The NBA has always been a league that had only been concerned with marketing superstars. For most of its existence, teams were able to win championships because of the stars they had. This is a common theme that can be found in all sports leagues. However, in recent years, we have seen a shift away from star players. This has been aided by the rising prominence of teams that play well together, such as the Golden State Warriors. Olympic Athletes, Wimbledon, and a Boiling Point Blog Post

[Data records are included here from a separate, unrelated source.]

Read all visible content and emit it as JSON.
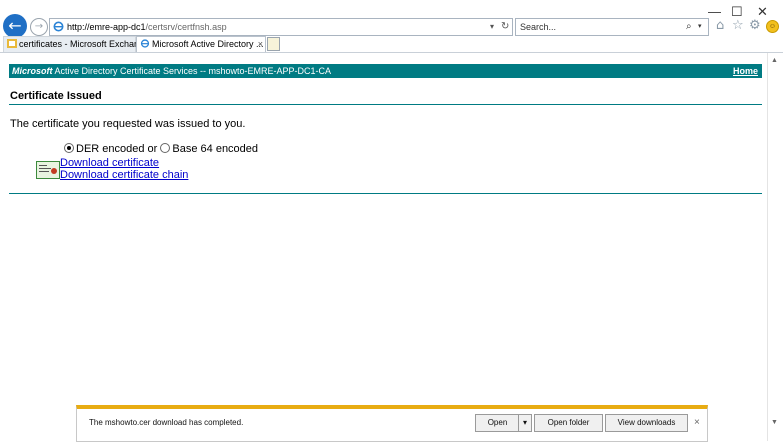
{
  "window": {
    "minimize_glyph": "—",
    "maximize_glyph": "☐",
    "close_glyph": "✕"
  },
  "nav": {
    "back_glyph": "←",
    "forward_glyph": "→"
  },
  "address_bar": {
    "url_domain": "http://emre-app-dc1",
    "url_path": "/certsrv/certfnsh.asp",
    "dropdown_glyph": "▾",
    "refresh_glyph": "↻"
  },
  "search": {
    "placeholder": "Search...",
    "search_glyph": "⌕",
    "dropdown_glyph": "▾"
  },
  "toolbar": {
    "home_glyph": "⌂",
    "favorites_glyph": "☆",
    "tools_glyph": "⚙",
    "feedback_glyph": "☺"
  },
  "tabs": [
    {
      "label": "certificates - Microsoft Exchange",
      "active": false
    },
    {
      "label": "Microsoft Active Directory ...",
      "active": true,
      "close": "×"
    }
  ],
  "page": {
    "banner_brand": "Microsoft",
    "banner_title": " Active Directory Certificate Services  --  mshowto-EMRE-APP-DC1-CA",
    "home_link": "Home",
    "title": "Certificate Issued",
    "message": "The certificate you requested was issued to you.",
    "encoding": {
      "option1": "DER encoded",
      "separator": " or ",
      "option2": "Base 64 encoded",
      "selected": "DER encoded"
    },
    "links": {
      "download_certificate": "Download certificate",
      "download_chain": "Download certificate chain"
    }
  },
  "download_bar": {
    "message": "The mshowto.cer download has completed.",
    "open_label": "Open",
    "open_menu_glyph": "▾",
    "open_folder_label": "Open folder",
    "view_downloads_label": "View downloads",
    "close_glyph": "×"
  },
  "scrollbar": {
    "up_glyph": "▲",
    "down_glyph": "▼"
  },
  "colors": {
    "banner": "#007b83",
    "link": "#0000cc",
    "notification_accent": "#e8ac12",
    "back_button": "#1f6fc5"
  }
}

This text is sensitive. Click edit and regenerate for new copy.The NBA landscape has changed dramatically over the past decade. Throughout the history of the league, there have been superstars who have dominated their opponents on any given night. This is no longer true. Slowly but surely, NBA franchises have begun assembling teams full of stars to stay ahead of the competition. The first glimpse of this trend appeared in 2007, when the Boston Celtics formed a Big Three with Kevin Garnett, Paul Pierce and Ray Allen. Earlier this decade, LeBron James joined Dwayne Wade and Chris Bosh in Miami, where the trio won two championships together. NBA’s transition from superstar marketing to superteam marketing It has been shown that individual stars can achieve much more when they join forces. The Golden State Warriors are the latest example of a star-studded team, which is why they are at the top of the Western Conference almost every year. When Kevin Durant decided to leave Oklahoma City to play in the Bay Area, many fans disagreed. But Durant didn’t calm down. He knew he wanted to win the championship and that such a decision would give him the best chance of achieving his goal. He would prove himself right by winning back-to-back NBA titles in 2017 and 2018. The Warriors were a model of excellence over the past five years, as they seemed to reach the NBA Finals every season and outperformed the rest of the Western Conference. This season has proven that other teams have realized that they need to build a team that can compete with anyone. Durant waived his contract and joined Kyrie Irving in Brooklyn, where they will likely become a dominant team in the East. NBA’s transition from superstar marketing to superteam marketing The Los Angeles Lakers have contracted Anthony Davis to play alongside LeBron James. For their part, the Clippers also made a bold move by selecting Kawhi Leonard, the recent MVP of the NBA Finals, along with Paul George, a combination that will surely challenge James and Davis for the title of best team in town. But the madness didn’t stop there. The Houston Rockets traded Chris Paul to OKC in exchange for Russell Westbrook. Houston was able to get Harden and Westbrook together, and those two will be nearly unstoppable next season. These moves are proof that the NBA is in the midst of a major change in its history. In the past, it seemed like every good team had a superstar that the rest of the team was built around. But as more and more superstars joined their peers to form super teams, the rest of the league’s top teams followed suit. There is a lot of talent in the NBA right now. The league has never had so many ultra-talented players. The plethora of stars pursuing their own championship goals has led to the demise of the old strategy of spreading the wealth, and has sparked a rush to create super teams that would have been unthinkable a decade ago. NBA’s transition from superstar marketing to superteam marketing As in any other field, growth and adaptation are the keys to success. And we’re all witnessing a major shift in the way NBA teams are built. The various All-Star teams will compete for the championship next season. As long as these great teams exist, we should all be excited to see the league move toward a more exciting future.